▸ Assignment
The required lines are those that contain "number"; pull them out of the data and copy them.

%%

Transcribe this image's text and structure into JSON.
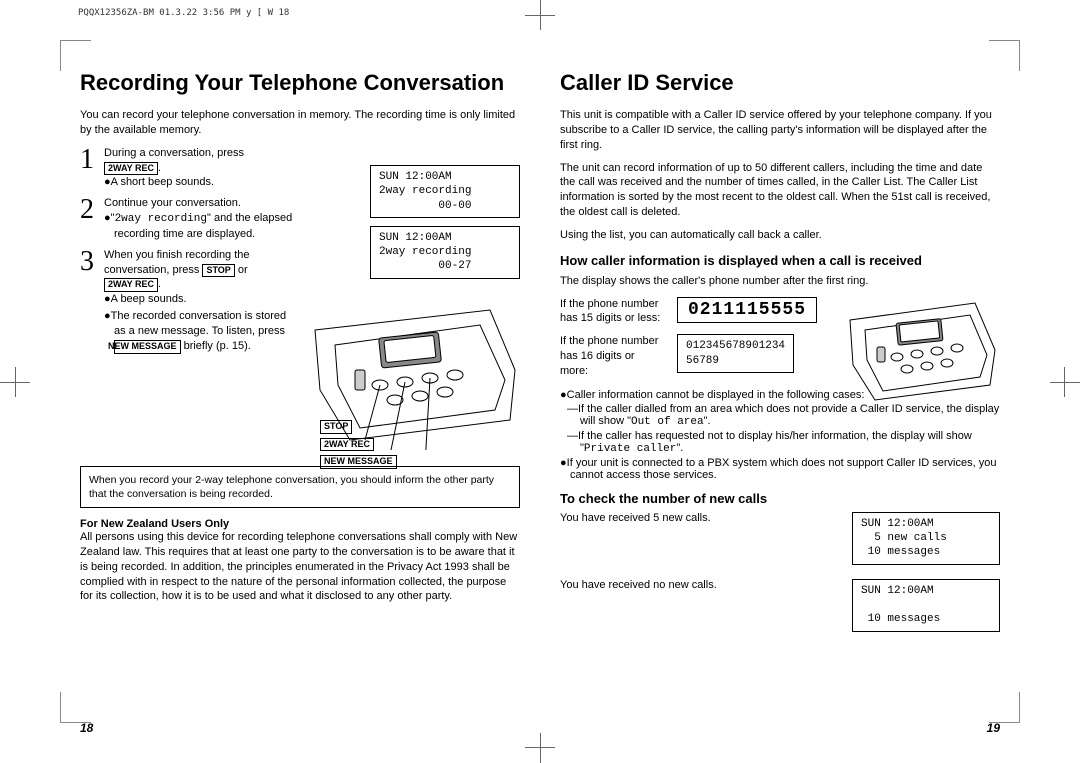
{
  "header_code": "PQQX12356ZA-BM 01.3.22 3:56 PM y [ W 18",
  "left": {
    "title": "Recording Your Telephone Conversation",
    "intro": "You can record your telephone conversation in memory. The recording time is only limited by the available memory.",
    "step1_a": "During a conversation, press",
    "btn_2way": "2WAY REC",
    "step1_b": "A short beep sounds.",
    "step2_a": "Continue your conversation.",
    "step2_b_pre": "\"",
    "step2_b_mono": "2way recording",
    "step2_b_post": "\" and the elapsed recording time are displayed.",
    "step3_a": "When you finish recording the conversation, press ",
    "btn_stop": "STOP",
    "step3_or": " or ",
    "step3_bullets": [
      "A beep sounds.",
      "The recorded conversation is stored as a new message. To listen, press "
    ],
    "btn_newmsg": "NEW MESSAGE",
    "briefly": " briefly (p. 15).",
    "lcd1": "SUN 12:00AM\n2way recording\n         00-00",
    "lcd2": "SUN 12:00AM\n2way recording\n         00-27",
    "callout_stop": "STOP",
    "callout_2way": "2WAY REC",
    "callout_newmsg": "NEW MESSAGE",
    "note": "When you record your 2-way telephone conversation, you should inform the other party that the conversation is being recorded.",
    "nz_title": "For New Zealand Users Only",
    "nz_body": "All persons using this device for recording telephone conversations shall comply with New Zealand law. This requires that at least one party to the conversation is to be aware that it is being recorded. In addition, the principles enumerated in the Privacy Act 1993 shall be complied with in respect to the nature of the personal information collected, the purpose for its collection, how it is to be used and what it disclosed to any other party.",
    "pagenum": "18"
  },
  "right": {
    "title": "Caller ID Service",
    "intro1": "This unit is compatible with a Caller ID service offered by your telephone company. If you subscribe to a Caller ID service, the calling party's information will be displayed after the first ring.",
    "intro2": "The unit can record information of up to 50 different callers, including the time and date the call was received and the number of times called, in the Caller List. The Caller List information is sorted by the most recent to the oldest call. When the 51st call is received, the oldest call is deleted.",
    "intro3": "Using the list, you can automatically call back a caller.",
    "sub1": "How caller information is displayed when a call is received",
    "sub1_text": "The display shows the caller's phone number after the first ring.",
    "row1_label": "If the phone number has 15 digits or less:",
    "row1_lcd": "0211115555",
    "row2_label": "If the phone number has 16 digits or more:",
    "row2_lcd": "012345678901234\n56789",
    "case_intro": "Caller information cannot be displayed in the following cases:",
    "case1_a": "—If the caller dialled from an area which does not provide a Caller ID service, the display will show \"",
    "case1_mono": "Out of area",
    "case1_b": "\".",
    "case2_a": "—If the caller has requested not to display his/her information, the display will show \"",
    "case2_mono": "Private caller",
    "case2_b": "\".",
    "pbx_note": "If your unit is connected to a PBX system which does not support Caller ID services, you cannot access those services.",
    "sub2": "To check the number of new calls",
    "check1_text": "You have received 5 new calls.",
    "check1_lcd": "SUN 12:00AM\n  5 new calls\n 10 messages",
    "check2_text": "You have received no new calls.",
    "check2_lcd": "SUN 12:00AM\n\n 10 messages",
    "pagenum": "19"
  }
}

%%

▸ Answer space
    "intro2": "The unit can record information of up to 50 different callers, including the time and date the call was received and the number of times called, in the Caller List. The Caller List information is sorted by the most recent to the oldest call. When the 51st call is received, the oldest call is deleted.",
    "sub1_text": "The display shows the caller's phone number after the first ring.",
    "row1_label": "If the phone number has 15 digits or less:",
    "row2_label": "If the phone number has 16 digits or more:",
    "sub2": "To check the number of new calls",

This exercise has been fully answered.